(Data extract)

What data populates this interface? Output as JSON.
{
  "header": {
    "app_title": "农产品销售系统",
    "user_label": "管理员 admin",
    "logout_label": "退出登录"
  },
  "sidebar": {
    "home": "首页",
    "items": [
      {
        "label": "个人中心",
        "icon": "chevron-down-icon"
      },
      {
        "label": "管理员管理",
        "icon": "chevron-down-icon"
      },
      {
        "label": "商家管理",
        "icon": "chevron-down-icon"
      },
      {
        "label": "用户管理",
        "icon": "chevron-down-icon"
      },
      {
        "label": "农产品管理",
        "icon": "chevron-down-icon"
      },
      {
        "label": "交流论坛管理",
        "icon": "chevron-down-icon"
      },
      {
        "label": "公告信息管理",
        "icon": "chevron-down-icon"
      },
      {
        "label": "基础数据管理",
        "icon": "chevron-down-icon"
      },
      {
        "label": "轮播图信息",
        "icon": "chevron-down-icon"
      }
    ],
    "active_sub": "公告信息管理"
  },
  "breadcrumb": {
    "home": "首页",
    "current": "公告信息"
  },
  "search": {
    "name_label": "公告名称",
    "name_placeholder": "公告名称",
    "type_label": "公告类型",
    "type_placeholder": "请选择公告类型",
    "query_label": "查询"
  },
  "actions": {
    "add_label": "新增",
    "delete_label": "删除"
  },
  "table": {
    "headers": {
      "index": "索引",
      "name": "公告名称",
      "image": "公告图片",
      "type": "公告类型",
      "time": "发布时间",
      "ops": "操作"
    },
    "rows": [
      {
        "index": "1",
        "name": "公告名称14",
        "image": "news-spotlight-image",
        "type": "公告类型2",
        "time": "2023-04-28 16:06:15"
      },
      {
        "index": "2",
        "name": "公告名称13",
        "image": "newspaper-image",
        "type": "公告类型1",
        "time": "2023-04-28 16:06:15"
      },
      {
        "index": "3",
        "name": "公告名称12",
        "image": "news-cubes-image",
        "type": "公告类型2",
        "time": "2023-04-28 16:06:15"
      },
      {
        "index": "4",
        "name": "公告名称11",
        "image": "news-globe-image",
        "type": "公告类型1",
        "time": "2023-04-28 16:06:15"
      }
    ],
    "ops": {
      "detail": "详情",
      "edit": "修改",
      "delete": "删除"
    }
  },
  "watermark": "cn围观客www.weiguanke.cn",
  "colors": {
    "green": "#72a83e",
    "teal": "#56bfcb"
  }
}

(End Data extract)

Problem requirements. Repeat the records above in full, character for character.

Result.
What data populates this interface? Output as JSON.
{
  "header": {
    "app_title": "农产品销售系统",
    "user_label": "管理员 admin",
    "logout_label": "退出登录"
  },
  "sidebar": {
    "home": "首页",
    "items": [
      {
        "label": "个人中心",
        "icon": "chevron-down-icon"
      },
      {
        "label": "管理员管理",
        "icon": "chevron-down-icon"
      },
      {
        "label": "商家管理",
        "icon": "chevron-down-icon"
      },
      {
        "label": "用户管理",
        "icon": "chevron-down-icon"
      },
      {
        "label": "农产品管理",
        "icon": "chevron-down-icon"
      },
      {
        "label": "交流论坛管理",
        "icon": "chevron-down-icon"
      },
      {
        "label": "公告信息管理",
        "icon": "chevron-down-icon"
      },
      {
        "label": "基础数据管理",
        "icon": "chevron-down-icon"
      },
      {
        "label": "轮播图信息",
        "icon": "chevron-down-icon"
      }
    ],
    "active_sub": "公告信息管理"
  },
  "breadcrumb": {
    "home": "首页",
    "current": "公告信息"
  },
  "search": {
    "name_label": "公告名称",
    "name_placeholder": "公告名称",
    "type_label": "公告类型",
    "type_placeholder": "请选择公告类型",
    "query_label": "查询"
  },
  "actions": {
    "add_label": "新增",
    "delete_label": "删除"
  },
  "table": {
    "headers": {
      "index": "索引",
      "name": "公告名称",
      "image": "公告图片",
      "type": "公告类型",
      "time": "发布时间",
      "ops": "操作"
    },
    "rows": [
      {
        "index": "1",
        "name": "公告名称14",
        "image": "news-spotlight-image",
        "type": "公告类型2",
        "time": "2023-04-28 16:06:15"
      },
      {
        "index": "2",
        "name": "公告名称13",
        "image": "newspaper-image",
        "type": "公告类型1",
        "time": "2023-04-28 16:06:15"
      },
      {
        "index": "3",
        "name": "公告名称12",
        "image": "news-cubes-image",
        "type": "公告类型2",
        "time": "2023-04-28 16:06:15"
      },
      {
        "index": "4",
        "name": "公告名称11",
        "image": "news-globe-image",
        "type": "公告类型1",
        "time": "2023-04-28 16:06:15"
      }
    ],
    "ops": {
      "detail": "详情",
      "edit": "修改",
      "delete": "删除"
    }
  },
  "watermark": "cn围观客www.weiguanke.cn",
  "colors": {
    "green": "#72a83e",
    "teal": "#56bfcb"
  }
}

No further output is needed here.